We are living through a very trying and politically charged time right now so I am curious how you think being a musician gives you the most joy in life today? How do you think that music is going to reflect these challenging times?
– I think that music allows some people to express or connect or understand feelings they’re maybe not comfortable with or don’t understand. The best thing about art is there is no rules, outside of not fucking over other people, but creatively there are no limits. I think artists using their platforms and voices to speak their truth and elevate the truths of others is incredible.
Who are some of your favorite artists or rather, what musicians have continued to inspire you and your music? What musicians would you absolutely still love to work with in the future?

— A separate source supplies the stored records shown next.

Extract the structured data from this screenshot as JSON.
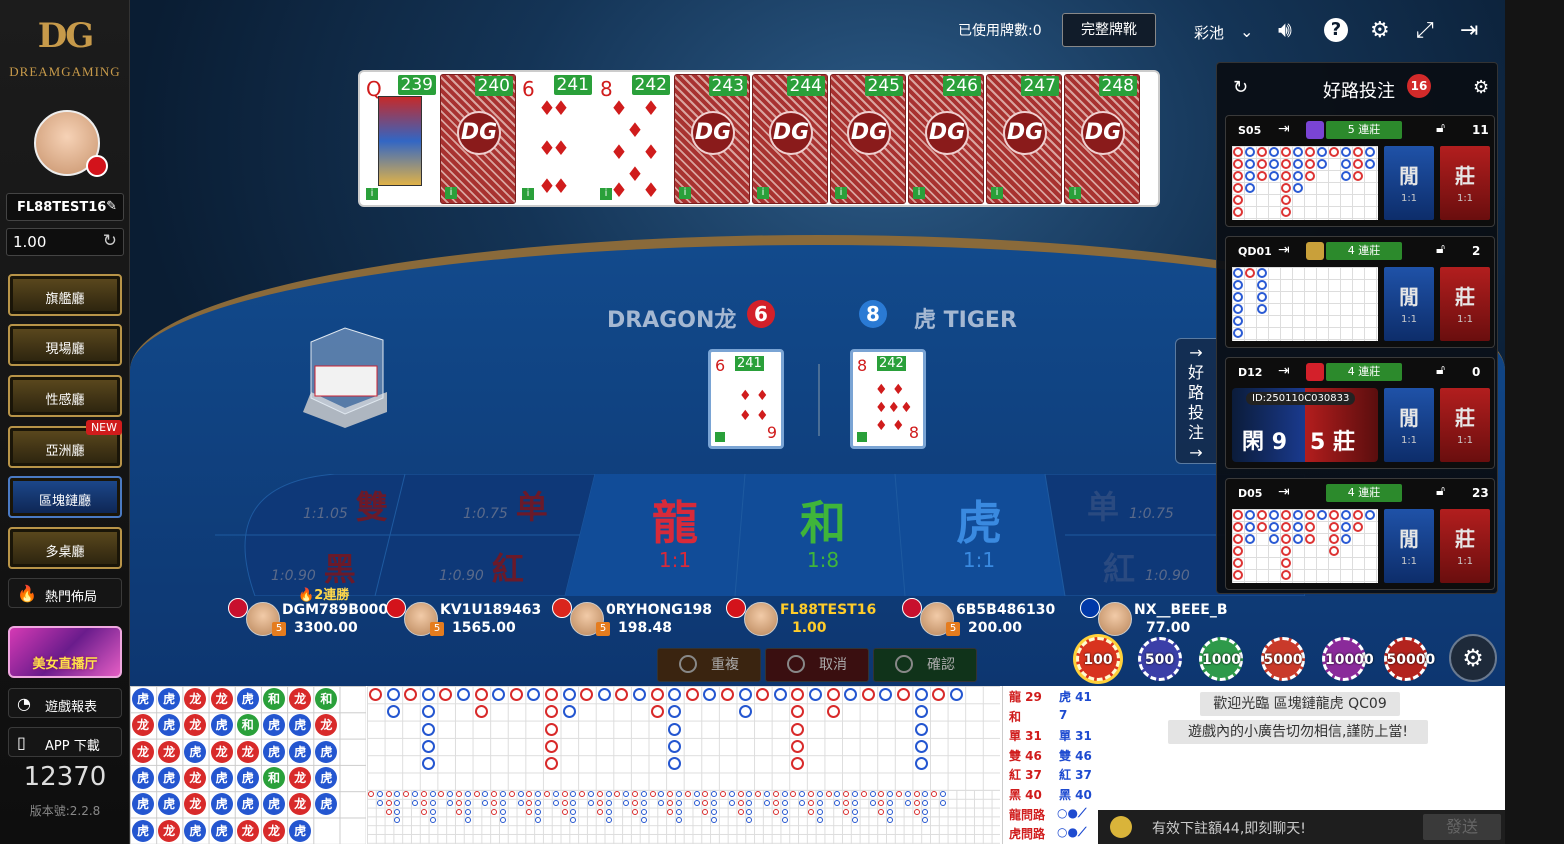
{
  "brand": {
    "logo_mark": "DG",
    "logo_text": "DREAMGAMING"
  },
  "user": {
    "username": "FL88TEST16",
    "balance": "1.00"
  },
  "nav": [
    {
      "label": "旗艦廳"
    },
    {
      "label": "現場廳"
    },
    {
      "label": "性感廳"
    },
    {
      "label": "亞洲廳",
      "badge": "NEW"
    },
    {
      "label": "區塊鏈廳",
      "active": true
    },
    {
      "label": "多桌廳"
    }
  ],
  "sidelinks": {
    "hot": "熱門佈局",
    "report": "遊戲報表",
    "app": "APP 下載"
  },
  "promo_label": "美女直播厅",
  "online_count": "12370",
  "version": "版本號:2.2.8",
  "topbar": {
    "used_cards": "已使用牌數:0",
    "full_shoe": "完整牌靴",
    "lottery": "彩池"
  },
  "cards": [
    {
      "num": "239",
      "face": "Q",
      "suit": "♦",
      "type": "queen"
    },
    {
      "num": "240",
      "type": "back"
    },
    {
      "num": "241",
      "face": "6",
      "suit": "♦",
      "type": "face"
    },
    {
      "num": "242",
      "face": "8",
      "suit": "♦",
      "type": "face"
    },
    {
      "num": "243",
      "type": "back"
    },
    {
      "num": "244",
      "type": "back"
    },
    {
      "num": "245",
      "type": "back"
    },
    {
      "num": "246",
      "type": "back"
    },
    {
      "num": "247",
      "type": "back"
    },
    {
      "num": "248",
      "type": "back"
    }
  ],
  "card_back_text": "DG",
  "round": {
    "dragon_label": "DRAGON龙",
    "dragon_score": "6",
    "tiger_label": "虎 TIGER",
    "tiger_score": "8",
    "dragon_card": {
      "num": "241",
      "rank": "6",
      "rank_bottom": "9"
    },
    "tiger_card": {
      "num": "242",
      "rank": "8",
      "rank_bottom": "8"
    }
  },
  "bets": {
    "even": {
      "label": "雙",
      "odds": "1:1.05"
    },
    "odd_l": {
      "label": "单",
      "odds": "1:0.75"
    },
    "black_l": {
      "label": "黑",
      "odds": "1:0.90"
    },
    "red_l": {
      "label": "紅",
      "odds": "1:0.90"
    },
    "dragon": {
      "label": "龍",
      "odds": "1:1"
    },
    "tie": {
      "label": "和",
      "odds": "1:8"
    },
    "tiger": {
      "label": "虎",
      "odds": "1:1"
    },
    "odd_r": {
      "label": "单",
      "odds": "1:0.75"
    },
    "red_r": {
      "label": "紅",
      "odds": "1:0.90"
    }
  },
  "streak_label": "2連勝",
  "players": [
    {
      "name": "DGM789B000",
      "balance": "3300.00",
      "flag": "#c8102e",
      "vip": "5"
    },
    {
      "name": "KV1U189463",
      "balance": "1565.00",
      "flag": "#d3131b",
      "vip": "5"
    },
    {
      "name": "0RYHONG198",
      "balance": "198.48",
      "flag": "#da251d",
      "vip": "5"
    },
    {
      "name": "FL88TEST16",
      "balance": "1.00",
      "flag": "#d3131b",
      "vip": ""
    },
    {
      "name": "6B5B486130",
      "balance": "200.00",
      "flag": "#c8102e",
      "vip": "5"
    },
    {
      "name": "NX__BEEE_B",
      "balance": "77.00",
      "flag": "#0038a8",
      "vip": ""
    }
  ],
  "actions": {
    "rebet": "重複",
    "cancel": "取消",
    "confirm": "確認"
  },
  "chips": [
    {
      "value": "100",
      "color": "#d8331e",
      "selected": true
    },
    {
      "value": "500",
      "color": "#3b3fa8"
    },
    {
      "value": "1000",
      "color": "#2e9a4a"
    },
    {
      "value": "5000",
      "color": "#c93a2a"
    },
    {
      "value": "10000",
      "color": "#8a2a9a"
    },
    {
      "value": "50000",
      "color": "#b3231e"
    }
  ],
  "goodroad": {
    "title": "好路投注",
    "badge": "16",
    "side_tab": "好路投注",
    "tables": [
      {
        "id": "S05",
        "streak": "5 連莊",
        "count": "11",
        "tagcolor": "#7a44d4",
        "mode": "road"
      },
      {
        "id": "QD01",
        "streak": "4 連莊",
        "count": "2",
        "tagcolor": "#c9a03a",
        "mode": "road"
      },
      {
        "id": "D12",
        "streak": "4 連莊",
        "count": "0",
        "tagcolor": "#d3202a",
        "mode": "result",
        "round_id": "ID:250110C030833",
        "player_label": "閑",
        "player_score": "9",
        "banker_score": "5",
        "banker_label": "莊"
      },
      {
        "id": "D05",
        "streak": "4 連莊",
        "count": "23",
        "tagcolor": "",
        "mode": "road"
      }
    ],
    "player_btn": "閒",
    "banker_btn": "莊",
    "odds": "1:1"
  },
  "bead_rows": [
    [
      "虎",
      "虎",
      "龙",
      "龙",
      "虎",
      "和",
      "龙",
      "和"
    ],
    [
      "龙",
      "虎",
      "龙",
      "虎",
      "和",
      "虎",
      "虎",
      "龙"
    ],
    [
      "龙",
      "龙",
      "虎",
      "龙",
      "龙",
      "虎",
      "虎",
      "虎"
    ],
    [
      "虎",
      "虎",
      "龙",
      "虎",
      "虎",
      "和",
      "龙",
      "虎"
    ],
    [
      "虎",
      "虎",
      "龙",
      "虎",
      "虎",
      "虎",
      "龙",
      "虎"
    ],
    [
      "虎",
      "龙",
      "虎",
      "虎",
      "龙",
      "龙",
      "虎",
      ""
    ]
  ],
  "stats": [
    {
      "l": "龍 29",
      "r": "虎 41"
    },
    {
      "l": "和",
      "r": "7"
    },
    {
      "l": "單 31",
      "r": "單 31"
    },
    {
      "l": "雙 46",
      "r": "雙 46"
    },
    {
      "l": "紅 37",
      "r": "紅 37"
    },
    {
      "l": "黑 40",
      "r": "黑 40"
    },
    {
      "l": "龍問路",
      "r": ""
    },
    {
      "l": "虎問路",
      "r": ""
    }
  ],
  "chat": {
    "welcome": "歡迎光臨 區塊鏈龍虎 QC09",
    "warning": "遊戲內的小廣告切勿相信,謹防上當!",
    "hint": "有效下註額44,即刻聊天!",
    "send": "發送"
  }
}
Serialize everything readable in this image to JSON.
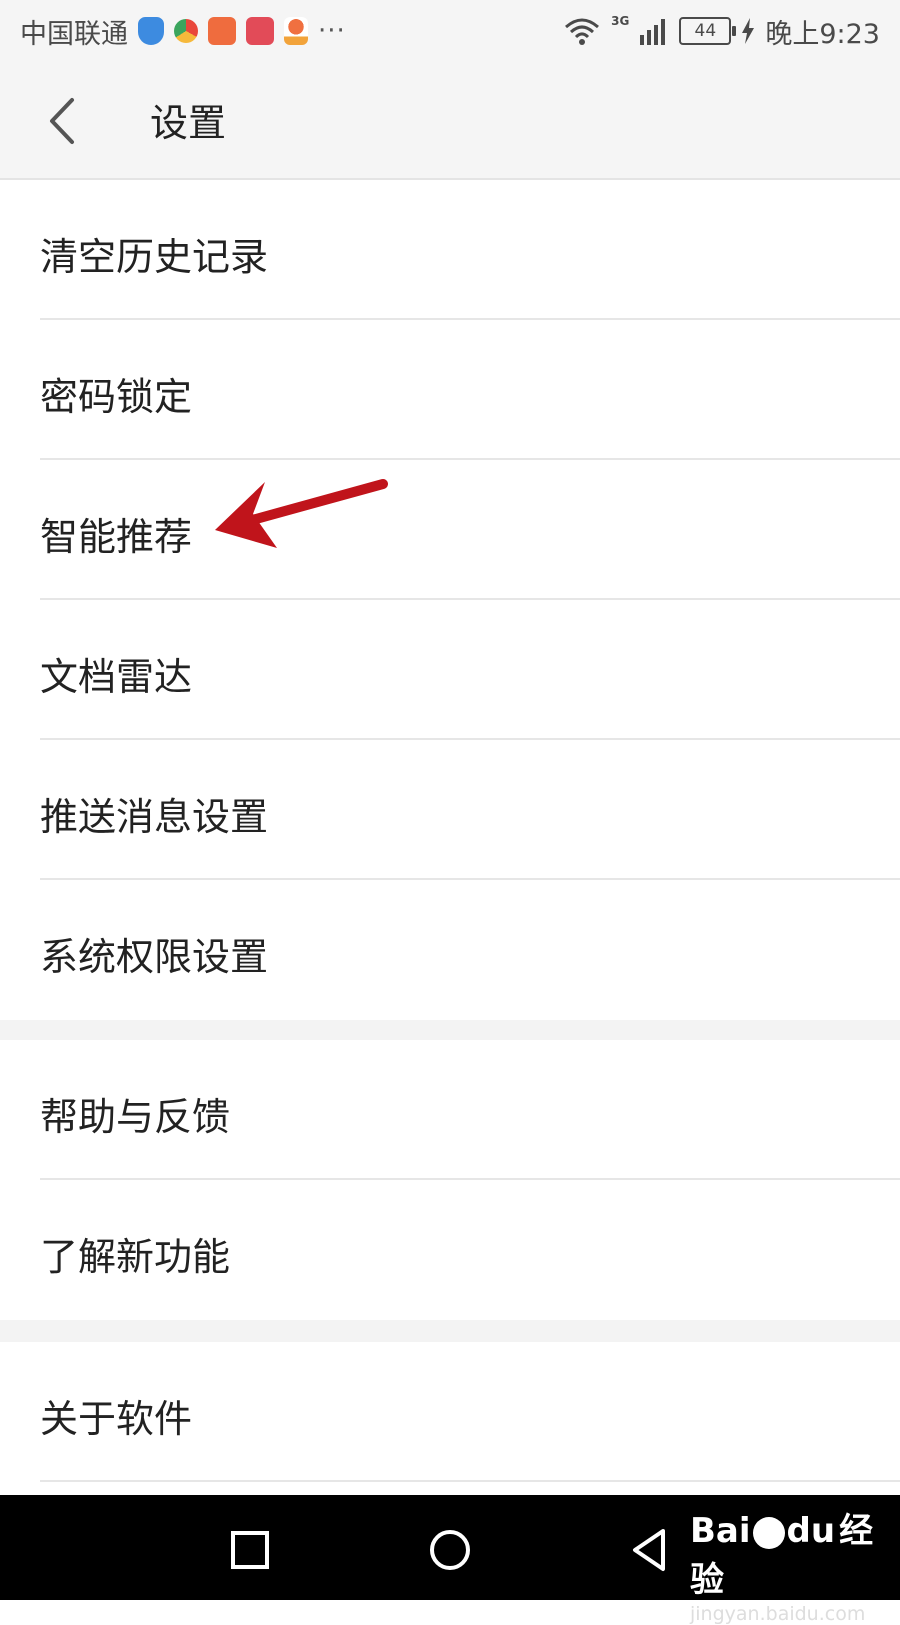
{
  "status_bar": {
    "carrier": "中国联通",
    "network": "3G",
    "battery": "44",
    "time": "晚上9:23",
    "more": "···",
    "icons": [
      "shield-icon",
      "camera-lens-icon",
      "bank-app-icon",
      "heart-app-icon",
      "map-pin-icon",
      "wifi-icon",
      "signal-icon",
      "charging-icon"
    ]
  },
  "header": {
    "title": "设置",
    "back_icon": "chevron-left-icon"
  },
  "settings": {
    "group1": [
      {
        "label": "清空历史记录"
      },
      {
        "label": "密码锁定"
      },
      {
        "label": "智能推荐"
      },
      {
        "label": "文档雷达"
      },
      {
        "label": "推送消息设置"
      },
      {
        "label": "系统权限设置"
      }
    ],
    "group2": [
      {
        "label": "帮助与反馈"
      },
      {
        "label": "了解新功能"
      }
    ],
    "group3": [
      {
        "label": "关于软件"
      }
    ]
  },
  "annotation": {
    "icon": "red-arrow-icon",
    "color": "#c0141b",
    "points_to": "智能推荐"
  },
  "nav_bar": {
    "icons": [
      "recent-apps-icon",
      "home-icon",
      "back-triangle-icon"
    ]
  },
  "watermark": {
    "logo_left": "Bai",
    "logo_right": "du",
    "suffix": "经验",
    "url": "jingyan.baidu.com"
  }
}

– There’s too many to name, but I’ll get a start. Frank Sinatra and his stage presence being so captivating without any of that gimmicky shit, I really look up to that. Amy Winehouse, with her raw and honest words, accompanied by daring and outlandish music for the time. I’d love to work with Harry Styles, not only because I think he’s maaaaaad dreamy, but also because he’s damn talented. I’d like to work with SZA, maybe have her sing some poems I’ve written, even if for my own pleasure. She’s incredible.
What do you hope your fans take away from your music?
– I hope they take whatever they may need, and then some to pass on.
Is there anything else that you would like to share about yourself or your music?
– I just want to say thank you from the bottom of my heart for speaking to me, and if y’all wanna go stream my single on itunes and kick it w me on social media, that would be kickass. Thank you!